Drive the car to make sure the breaks work. If it's a manual transmission, get a sense for what kind of shape the clutch is in. If the clutch is already slipping, you're looking at a $1,000 repair right out of the gate (or more).
Your test drive is NOT the time to test the radio! Keep the radio OFF! You need to listen to groans, thumps, creaks, and any other noise that could indicate a problem.
Start off slow while you evaluate whether the car is in a good operating state. If the breaks don't work, you want to know it before you're going at high speeds.
If the car seems to run okay, get it up to highway speeds during the test drive. There are plenty of issues that aren't apparent at 25 MPH that become very obvious at 70 MPH. If the motor starts to cough or struggle, or it sounds like somebody is banging on the engine block with a sledge hammer, walk away.
7. The Penny Tread Test
I hesitate to even put this one because if you're buying a bargain car, you can't expect it to have very good tires. This is not a deal breaker if the rest of the car is good, but if the tires are bald, you will have to budget for replacements.
Take a penny out of your pocket and stick it in the tire tread so Lincoln's head is upside down. If the tread comes up to Lincoln's forehead, the tires have decent tread. If the tread doesn't touch Lincoln's head at all, or just barely scrapes his hair, you need new tires.
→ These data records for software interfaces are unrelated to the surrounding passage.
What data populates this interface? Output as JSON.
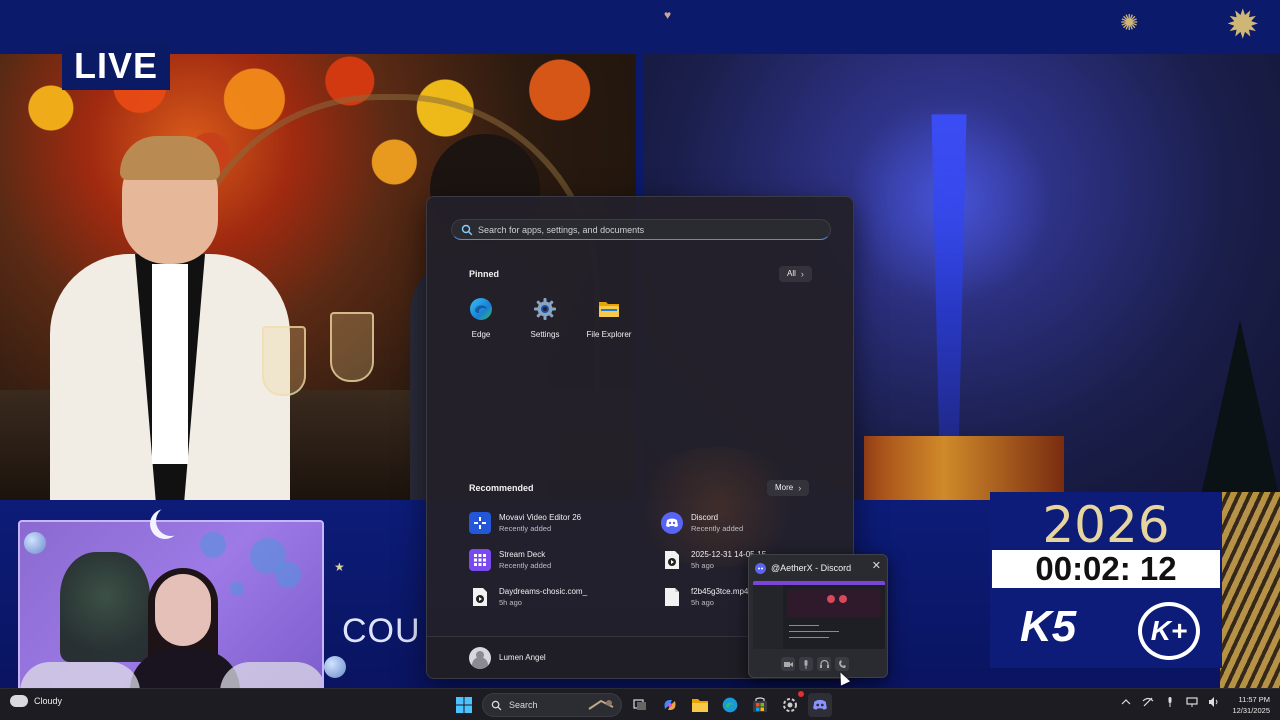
{
  "broadcast": {
    "live_label": "LIVE",
    "lower_text": "COU",
    "countdown_year": "2026",
    "countdown_time": "00:02: 12",
    "logo_k5": "K5",
    "logo_kplus": "K+"
  },
  "start_menu": {
    "search_placeholder": "Search for apps, settings, and documents",
    "pinned_title": "Pinned",
    "all_label": "All",
    "pinned": [
      {
        "label": "Edge",
        "icon": "edge-icon"
      },
      {
        "label": "Settings",
        "icon": "settings-gear-icon"
      },
      {
        "label": "File Explorer",
        "icon": "folder-icon"
      }
    ],
    "recommended_title": "Recommended",
    "more_label": "More",
    "recommended": [
      {
        "title": "Movavi Video Editor 26",
        "sub": "Recently added",
        "icon": "movavi-icon"
      },
      {
        "title": "Discord",
        "sub": "Recently added",
        "icon": "discord-icon"
      },
      {
        "title": "Stream Deck",
        "sub": "Recently added",
        "icon": "stream-deck-icon"
      },
      {
        "title": "2025-12-31 14-05-15",
        "sub": "5h ago",
        "icon": "video-file-icon"
      },
      {
        "title": "Daydreams-chosic.com_",
        "sub": "5h ago",
        "icon": "audio-file-icon"
      },
      {
        "title": "f2b45g3tce.mp4",
        "sub": "5h ago",
        "icon": "file-icon"
      }
    ],
    "user_name": "Lumen Angel"
  },
  "discord_preview": {
    "title": "@AetherX - Discord"
  },
  "taskbar": {
    "weather_text": "Cloudy",
    "search_label": "Search",
    "time": "11:57 PM",
    "date": "12/31/2025"
  },
  "colors": {
    "accent": "#5a8ad8",
    "broadcast_blue": "#0c1c78",
    "discord": "#5865f2",
    "start_bg": "#23202a"
  }
}
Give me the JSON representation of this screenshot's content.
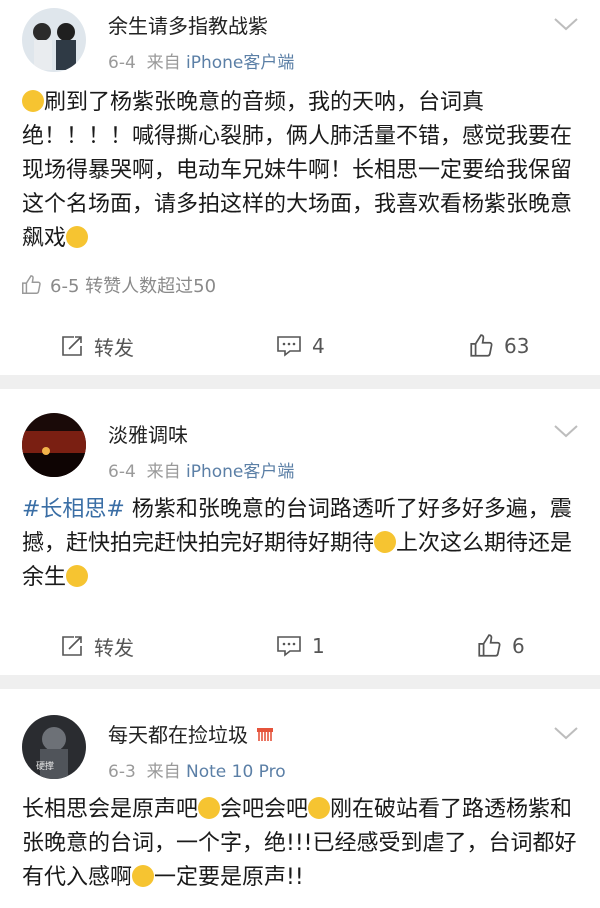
{
  "posts": [
    {
      "user": "余生请多指教战紫",
      "date": "6-4",
      "from": "来自",
      "source": "iPhone客户端",
      "text_a": "刷到了杨紫张晚意的音频，我的天呐，台词真绝！！！！喊得撕心裂肺，俩人肺活量不错，感觉我要在现场得暴哭啊，电动车兄妹牛啊！长相思一定要给我保留这个名场面，请多拍这样的大场面，我喜欢看杨紫张晚意飙戏",
      "liked_line": "6-5 转赞人数超过50",
      "repost_label": "转发",
      "comments": "4",
      "likes": "63"
    },
    {
      "user": "淡雅调味",
      "date": "6-4",
      "from": "来自",
      "source": "iPhone客户端",
      "hashtag": "#长相思#",
      "text_a": " 杨紫和张晚意的台词路透听了好多好多遍，震撼，赶快拍完赶快拍完好期待好期待",
      "text_b": "上次这么期待还是余生",
      "repost_label": "转发",
      "comments": "1",
      "likes": "6"
    },
    {
      "user": "每天都在捡垃圾",
      "avatar_text": "硬撑",
      "date": "6-3",
      "from": "来自",
      "source": "Note 10 Pro",
      "text_a": "长相思会是原声吧",
      "text_b": "会吧会吧",
      "text_c": "刚在破站看了路透杨紫和张晚意的台词，一个字，绝!!!已经感受到虐了，台词都好有代入感啊",
      "text_d": "一定要是原声!!"
    }
  ],
  "colors": {
    "link": "#3a6ea5",
    "separator": "#efefef",
    "meta": "#9a9a9a"
  },
  "icons": [
    "chevron-down-icon",
    "repost-icon",
    "comment-icon",
    "like-icon",
    "laugh-cry-emoji",
    "grin-emoji",
    "kiss-emoji",
    "fear-emoji",
    "cry-emoji"
  ]
}
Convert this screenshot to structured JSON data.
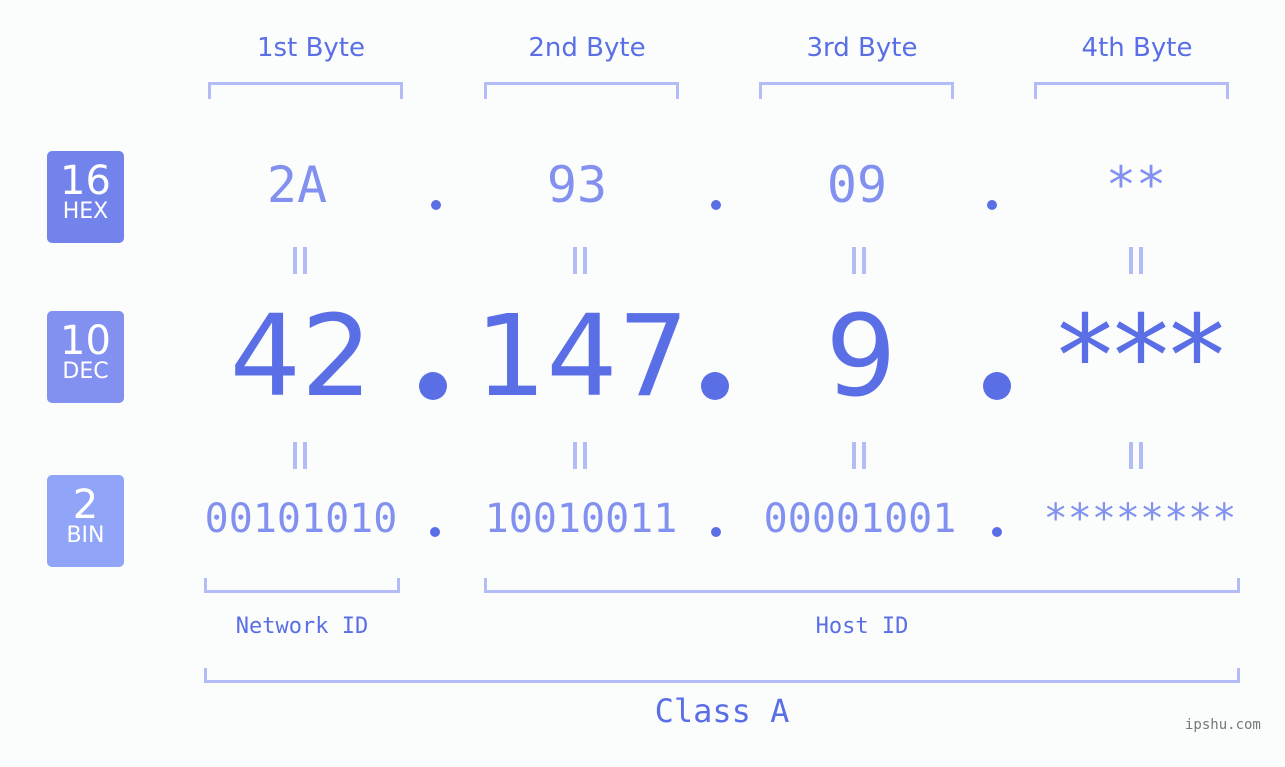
{
  "bytes": [
    {
      "header": "1st Byte",
      "hex": "2A",
      "dec": "42",
      "bin": "00101010"
    },
    {
      "header": "2nd Byte",
      "hex": "93",
      "dec": "147",
      "bin": "10010011"
    },
    {
      "header": "3rd Byte",
      "hex": "09",
      "dec": "9",
      "bin": "00001001"
    },
    {
      "header": "4th Byte",
      "hex": "**",
      "dec": "***",
      "bin": "********"
    }
  ],
  "badges": {
    "hex": {
      "num": "16",
      "label": "HEX",
      "color": "#7383ec"
    },
    "dec": {
      "num": "10",
      "label": "DEC",
      "color": "#8290ef"
    },
    "bin": {
      "num": "2",
      "label": "BIN",
      "color": "#90a5f8"
    }
  },
  "labels": {
    "network_id": "Network ID",
    "host_id": "Host ID",
    "class": "Class A"
  },
  "watermark": "ipshu.com",
  "colors": {
    "accent": "#5a6ee6",
    "light": "#8290ef",
    "bracket": "#b3bcf7"
  }
}
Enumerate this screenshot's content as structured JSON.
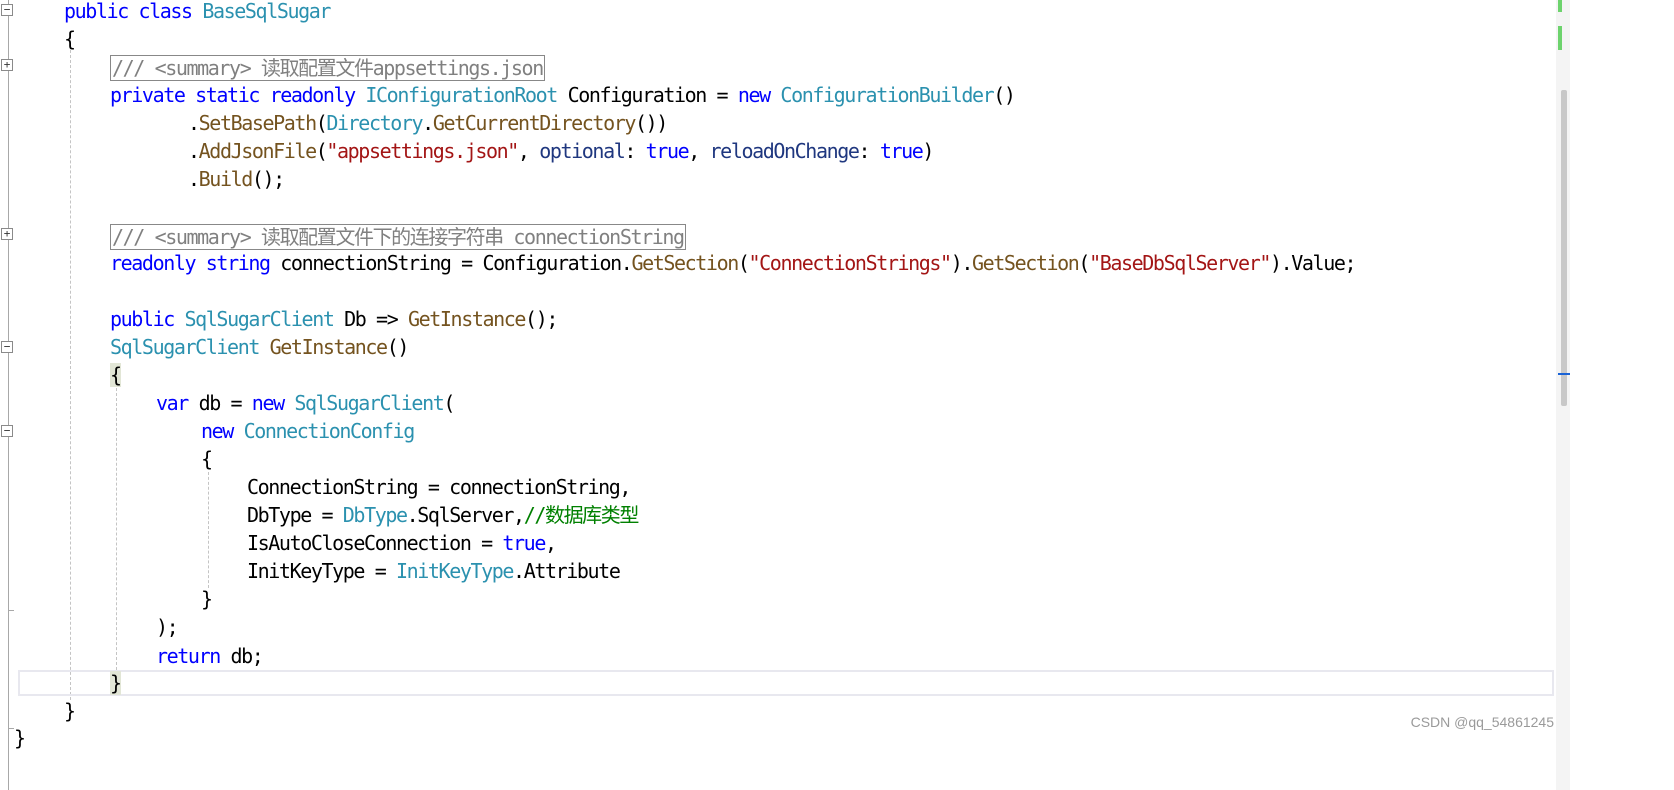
{
  "colors": {
    "keyword": "#0000ff",
    "type": "#2b91af",
    "method": "#74531f",
    "string": "#a31515",
    "comment": "#008000",
    "collapsed_comment": "#808080",
    "brace_highlight": "#e2e6d6"
  },
  "code": {
    "line1": {
      "kw": "public class ",
      "type": "BaseSqlSugar"
    },
    "line2": {
      "brace": "{"
    },
    "line3": {
      "collapsed": "/// <summary> 读取配置文件appsettings.json"
    },
    "line4": {
      "kw1": "private static readonly ",
      "type1": "IConfigurationRoot",
      "plain1": " Configuration = ",
      "kw2": "new ",
      "type2": "ConfigurationBuilder",
      "plain2": "()"
    },
    "line5": {
      "dot": ".",
      "method": "SetBasePath",
      "p1": "(",
      "type": "Directory",
      "p2": ".",
      "method2": "GetCurrentDirectory",
      "p3": "())"
    },
    "line6": {
      "dot": ".",
      "method": "AddJsonFile",
      "p1": "(",
      "str": "\"appsettings.json\"",
      "p2": ", ",
      "param1": "optional",
      "p3": ": ",
      "kw1": "true",
      "p4": ", ",
      "param2": "reloadOnChange",
      "p5": ": ",
      "kw2": "true",
      "p6": ")"
    },
    "line7": {
      "dot": ".",
      "method": "Build",
      "p1": "();"
    },
    "line8": {
      "collapsed": "/// <summary> 读取配置文件下的连接字符串 connectionString"
    },
    "line9": {
      "kw1": "readonly ",
      "kw2": "string",
      "plain1": " connectionString = Configuration.",
      "method1": "GetSection",
      "p1": "(",
      "str1": "\"ConnectionStrings\"",
      "p2": ").",
      "method2": "GetSection",
      "p3": "(",
      "str2": "\"BaseDbSqlServer\"",
      "p4": ").Value;"
    },
    "line10": {
      "kw": "public ",
      "type": "SqlSugarClient",
      "plain": " Db => ",
      "method": "GetInstance",
      "p1": "();"
    },
    "line11": {
      "type": "SqlSugarClient",
      "plain": " ",
      "method": "GetInstance",
      "p1": "()"
    },
    "line12": {
      "brace": "{"
    },
    "line13": {
      "kw1": "var",
      "plain1": " db = ",
      "kw2": "new ",
      "type": "SqlSugarClient",
      "p1": "("
    },
    "line14": {
      "kw": "new ",
      "type": "ConnectionConfig"
    },
    "line15": {
      "brace": "{"
    },
    "line16": {
      "plain": "ConnectionString = connectionString,"
    },
    "line17": {
      "plain1": "DbType = ",
      "type": "DbType",
      "plain2": ".SqlServer,",
      "comment": "//数据库类型"
    },
    "line18": {
      "plain1": "IsAutoCloseConnection = ",
      "kw": "true",
      "plain2": ","
    },
    "line19": {
      "plain1": "InitKeyType = ",
      "type": "InitKeyType",
      "plain2": ".Attribute"
    },
    "line20": {
      "brace": "}"
    },
    "line21": {
      "plain": ");"
    },
    "line22": {
      "kw": "return",
      "plain": " db;"
    },
    "line23": {
      "brace": "}"
    },
    "line24": {
      "brace": "}"
    },
    "line25": {
      "brace": "}"
    }
  },
  "fold_markers": {
    "minus": "−",
    "plus": "+"
  },
  "watermark": "CSDN @qq_54861245"
}
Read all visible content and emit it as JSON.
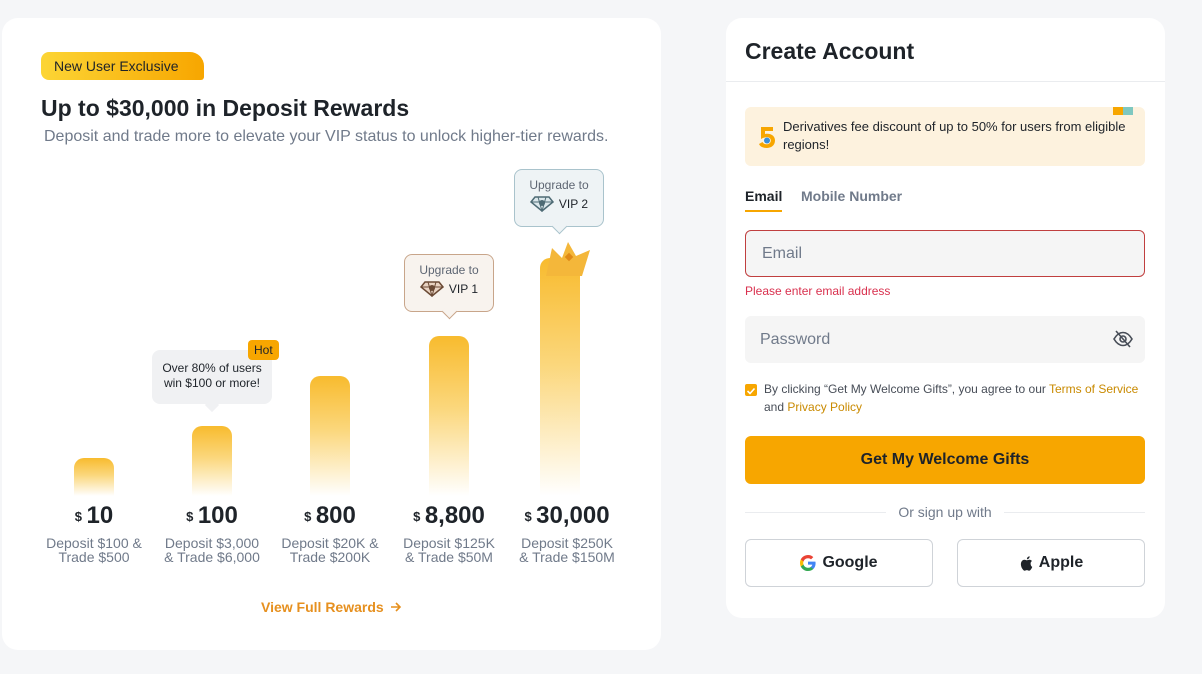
{
  "promo": {
    "badge": "New User Exclusive",
    "title": "Up to $30,000 in Deposit Rewards",
    "subtitle": "Deposit and trade more to elevate your VIP status to unlock higher-tier rewards.",
    "hot_badge": "Hot",
    "hot_tip": [
      "Over 80% of users",
      "win $100 or more!"
    ],
    "upgrade_label": "Upgrade to",
    "tiers": [
      {
        "currency": "$",
        "amount": "10",
        "req": [
          "Deposit $100 &",
          "Trade $500"
        ]
      },
      {
        "currency": "$",
        "amount": "100",
        "req": [
          "Deposit $3,000",
          "& Trade $6,000"
        ]
      },
      {
        "currency": "$",
        "amount": "800",
        "req": [
          "Deposit $20K &",
          "Trade $200K"
        ]
      },
      {
        "currency": "$",
        "amount": "8,800",
        "req": [
          "Deposit $125K",
          "& Trade $50M"
        ],
        "vip": "VIP 1"
      },
      {
        "currency": "$",
        "amount": "30,000",
        "req": [
          "Deposit $250K",
          "& Trade $150M"
        ],
        "vip": "VIP 2"
      }
    ],
    "view_link": "View Full Rewards"
  },
  "form": {
    "title": "Create Account",
    "notice": "Derivatives fee discount of up to 50% for users from eligible regions!",
    "tabs": [
      "Email",
      "Mobile Number"
    ],
    "email_placeholder": "Email",
    "email_error": "Please enter email address",
    "password_placeholder": "Password",
    "agree": {
      "prefix": "By clicking “Get My Welcome Gifts”, you agree to our ",
      "terms": "Terms of Service",
      "and": " and ",
      "privacy": "Privacy Policy"
    },
    "submit": "Get My Welcome Gifts",
    "or_text": "Or sign up with",
    "google": "Google",
    "apple": "Apple"
  },
  "colors": {
    "accent": "#f7a600",
    "link": "#e6901f",
    "error": "#d9304e"
  }
}
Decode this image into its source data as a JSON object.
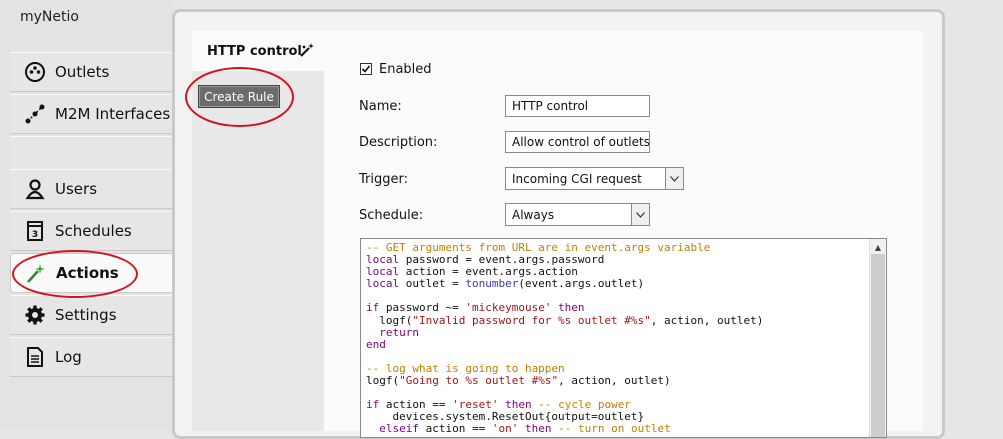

If you're looking at a 4 X 4, tires can get expensive. However, a good set of tires is one of those upgrades that turns a so-so vehicle into a very good car.
Sometimes people just get sick of plugging money into their vehicle and they're happy to sell a car rather than get tire replacements. In these scenarios, you can often get a great car that will serve you for a long time once you've added a little TLC.
You did it! It's always better to go check out a car with another set of eyes, and if you happen to know a mechanic who is willing to take a quick look before purchase in exchange for a six pack, then do it! The price of that six pack will be the best money you ever spent.
The great thing about buying a used car is that even if you get a total lemon, you can still sell it to the junkyard for scrap and start over. Sure, you'll be out a couple hundred bucks, but that's a lot less than spending 80 grand on a college degree, and you will have actually picked up a marketable skill.
There are plenty of reliable vehicles available in your neighborhood. Take a chance on a used car and discover the freedom of not having a monthly car payment. Trust me, you'll never go back to new again.
Good luck car shopping!